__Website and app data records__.

*** Block opens ***

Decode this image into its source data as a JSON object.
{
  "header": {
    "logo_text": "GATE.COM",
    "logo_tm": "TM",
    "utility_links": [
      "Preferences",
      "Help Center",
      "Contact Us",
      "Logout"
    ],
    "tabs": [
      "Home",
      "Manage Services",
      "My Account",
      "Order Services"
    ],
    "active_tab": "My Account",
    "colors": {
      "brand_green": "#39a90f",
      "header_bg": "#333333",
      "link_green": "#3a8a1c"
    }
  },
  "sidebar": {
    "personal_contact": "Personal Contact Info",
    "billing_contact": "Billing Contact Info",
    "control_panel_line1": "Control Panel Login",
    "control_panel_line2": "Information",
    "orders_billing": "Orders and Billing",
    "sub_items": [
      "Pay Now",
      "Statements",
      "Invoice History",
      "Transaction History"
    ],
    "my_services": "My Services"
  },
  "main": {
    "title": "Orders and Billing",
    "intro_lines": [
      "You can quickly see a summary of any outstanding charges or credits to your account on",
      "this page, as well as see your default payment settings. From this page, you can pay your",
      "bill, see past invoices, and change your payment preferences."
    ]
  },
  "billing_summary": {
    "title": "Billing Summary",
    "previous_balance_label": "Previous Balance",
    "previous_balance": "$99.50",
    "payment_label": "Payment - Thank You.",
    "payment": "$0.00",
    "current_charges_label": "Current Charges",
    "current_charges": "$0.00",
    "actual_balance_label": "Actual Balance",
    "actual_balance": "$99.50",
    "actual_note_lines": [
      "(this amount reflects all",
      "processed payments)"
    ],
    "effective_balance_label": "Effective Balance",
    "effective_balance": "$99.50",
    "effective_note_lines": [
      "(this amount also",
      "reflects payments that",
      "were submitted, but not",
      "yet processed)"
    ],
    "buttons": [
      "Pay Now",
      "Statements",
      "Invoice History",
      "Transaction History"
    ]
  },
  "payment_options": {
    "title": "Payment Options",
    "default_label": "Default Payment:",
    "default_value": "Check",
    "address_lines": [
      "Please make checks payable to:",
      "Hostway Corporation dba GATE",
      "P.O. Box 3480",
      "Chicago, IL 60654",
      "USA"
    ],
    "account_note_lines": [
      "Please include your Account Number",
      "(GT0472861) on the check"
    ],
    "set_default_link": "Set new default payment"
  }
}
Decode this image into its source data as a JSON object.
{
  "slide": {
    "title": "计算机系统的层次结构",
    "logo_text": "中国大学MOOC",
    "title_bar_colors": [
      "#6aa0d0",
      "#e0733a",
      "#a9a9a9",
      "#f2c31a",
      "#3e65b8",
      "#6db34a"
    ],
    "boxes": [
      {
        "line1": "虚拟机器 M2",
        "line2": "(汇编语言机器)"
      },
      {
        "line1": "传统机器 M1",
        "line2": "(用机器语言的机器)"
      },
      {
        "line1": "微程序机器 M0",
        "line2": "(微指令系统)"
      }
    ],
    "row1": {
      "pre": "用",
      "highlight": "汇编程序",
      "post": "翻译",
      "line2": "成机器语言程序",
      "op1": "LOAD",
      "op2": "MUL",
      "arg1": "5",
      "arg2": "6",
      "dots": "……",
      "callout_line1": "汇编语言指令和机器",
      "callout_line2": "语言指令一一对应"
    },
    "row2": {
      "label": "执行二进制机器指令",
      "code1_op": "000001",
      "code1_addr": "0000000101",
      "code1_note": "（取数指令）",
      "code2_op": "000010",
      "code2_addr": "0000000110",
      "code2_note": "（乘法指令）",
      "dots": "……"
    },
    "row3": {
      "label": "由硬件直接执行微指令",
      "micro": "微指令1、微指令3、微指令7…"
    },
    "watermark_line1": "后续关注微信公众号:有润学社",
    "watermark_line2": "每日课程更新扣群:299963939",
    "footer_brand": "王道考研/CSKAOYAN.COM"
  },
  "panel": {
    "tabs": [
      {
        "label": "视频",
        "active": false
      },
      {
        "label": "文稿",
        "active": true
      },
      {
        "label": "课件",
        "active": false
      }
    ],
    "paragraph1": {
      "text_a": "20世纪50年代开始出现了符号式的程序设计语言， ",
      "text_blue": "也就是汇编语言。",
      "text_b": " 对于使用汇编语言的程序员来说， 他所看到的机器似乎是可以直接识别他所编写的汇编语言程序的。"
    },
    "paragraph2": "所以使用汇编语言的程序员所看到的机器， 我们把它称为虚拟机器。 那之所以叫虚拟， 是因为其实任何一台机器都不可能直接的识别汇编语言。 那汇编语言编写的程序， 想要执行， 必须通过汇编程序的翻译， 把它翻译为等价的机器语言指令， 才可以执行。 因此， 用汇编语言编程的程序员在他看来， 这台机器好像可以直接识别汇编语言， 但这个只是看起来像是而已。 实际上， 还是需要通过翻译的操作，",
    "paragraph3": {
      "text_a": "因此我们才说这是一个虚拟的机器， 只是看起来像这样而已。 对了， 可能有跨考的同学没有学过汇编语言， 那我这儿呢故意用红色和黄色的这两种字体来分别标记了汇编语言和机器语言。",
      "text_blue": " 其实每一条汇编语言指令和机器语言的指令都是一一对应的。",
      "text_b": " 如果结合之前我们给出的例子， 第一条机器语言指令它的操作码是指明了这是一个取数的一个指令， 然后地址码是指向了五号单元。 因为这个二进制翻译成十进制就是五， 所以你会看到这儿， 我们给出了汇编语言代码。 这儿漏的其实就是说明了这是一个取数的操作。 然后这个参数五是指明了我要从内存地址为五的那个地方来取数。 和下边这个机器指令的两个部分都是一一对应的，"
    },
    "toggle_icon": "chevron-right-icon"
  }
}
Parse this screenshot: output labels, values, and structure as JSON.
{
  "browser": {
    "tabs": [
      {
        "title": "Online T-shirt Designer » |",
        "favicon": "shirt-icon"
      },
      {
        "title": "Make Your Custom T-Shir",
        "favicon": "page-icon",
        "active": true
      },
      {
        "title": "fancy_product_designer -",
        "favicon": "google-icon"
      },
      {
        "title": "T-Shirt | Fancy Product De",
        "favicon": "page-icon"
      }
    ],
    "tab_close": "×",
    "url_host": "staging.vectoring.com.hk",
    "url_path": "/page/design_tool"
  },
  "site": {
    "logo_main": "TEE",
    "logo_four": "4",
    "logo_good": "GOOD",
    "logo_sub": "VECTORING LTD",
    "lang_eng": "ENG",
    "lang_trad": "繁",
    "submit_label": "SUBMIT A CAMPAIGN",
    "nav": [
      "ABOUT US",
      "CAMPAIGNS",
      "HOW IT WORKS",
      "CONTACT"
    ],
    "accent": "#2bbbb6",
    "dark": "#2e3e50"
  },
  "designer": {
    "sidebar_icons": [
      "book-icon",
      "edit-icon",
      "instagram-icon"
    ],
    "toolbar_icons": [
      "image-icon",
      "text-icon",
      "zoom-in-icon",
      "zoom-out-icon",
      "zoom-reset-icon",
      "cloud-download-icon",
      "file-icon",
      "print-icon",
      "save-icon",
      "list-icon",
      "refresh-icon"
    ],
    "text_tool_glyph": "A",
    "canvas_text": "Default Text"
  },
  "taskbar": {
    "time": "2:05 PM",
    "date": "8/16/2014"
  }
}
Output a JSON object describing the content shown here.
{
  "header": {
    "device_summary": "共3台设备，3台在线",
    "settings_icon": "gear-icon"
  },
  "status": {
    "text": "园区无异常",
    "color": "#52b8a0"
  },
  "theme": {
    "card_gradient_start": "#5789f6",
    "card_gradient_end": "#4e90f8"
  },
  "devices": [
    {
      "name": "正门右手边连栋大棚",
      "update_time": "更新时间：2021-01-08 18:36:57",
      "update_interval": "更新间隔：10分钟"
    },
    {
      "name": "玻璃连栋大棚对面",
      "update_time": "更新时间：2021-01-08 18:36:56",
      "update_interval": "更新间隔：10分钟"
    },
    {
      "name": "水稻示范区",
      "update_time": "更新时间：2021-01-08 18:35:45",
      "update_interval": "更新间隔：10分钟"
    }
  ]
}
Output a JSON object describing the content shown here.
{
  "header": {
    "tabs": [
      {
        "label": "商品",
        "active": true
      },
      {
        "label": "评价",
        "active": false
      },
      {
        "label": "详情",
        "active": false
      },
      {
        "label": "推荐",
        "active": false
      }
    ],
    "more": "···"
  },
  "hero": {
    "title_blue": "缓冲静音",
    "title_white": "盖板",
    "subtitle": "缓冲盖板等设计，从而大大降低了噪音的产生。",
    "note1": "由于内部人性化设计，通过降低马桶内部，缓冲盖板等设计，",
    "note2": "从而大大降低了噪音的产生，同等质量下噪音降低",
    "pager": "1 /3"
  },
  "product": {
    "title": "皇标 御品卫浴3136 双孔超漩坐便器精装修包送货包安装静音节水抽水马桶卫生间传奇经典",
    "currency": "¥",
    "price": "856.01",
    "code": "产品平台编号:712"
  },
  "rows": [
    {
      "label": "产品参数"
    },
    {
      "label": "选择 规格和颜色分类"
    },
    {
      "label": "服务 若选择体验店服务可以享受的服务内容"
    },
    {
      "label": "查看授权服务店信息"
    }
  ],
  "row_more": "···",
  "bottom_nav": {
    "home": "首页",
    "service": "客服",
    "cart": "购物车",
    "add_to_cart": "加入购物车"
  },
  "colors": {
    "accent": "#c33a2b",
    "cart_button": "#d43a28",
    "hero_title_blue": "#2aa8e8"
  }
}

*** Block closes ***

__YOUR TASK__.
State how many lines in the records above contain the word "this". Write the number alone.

__TASK ANSWER__.
6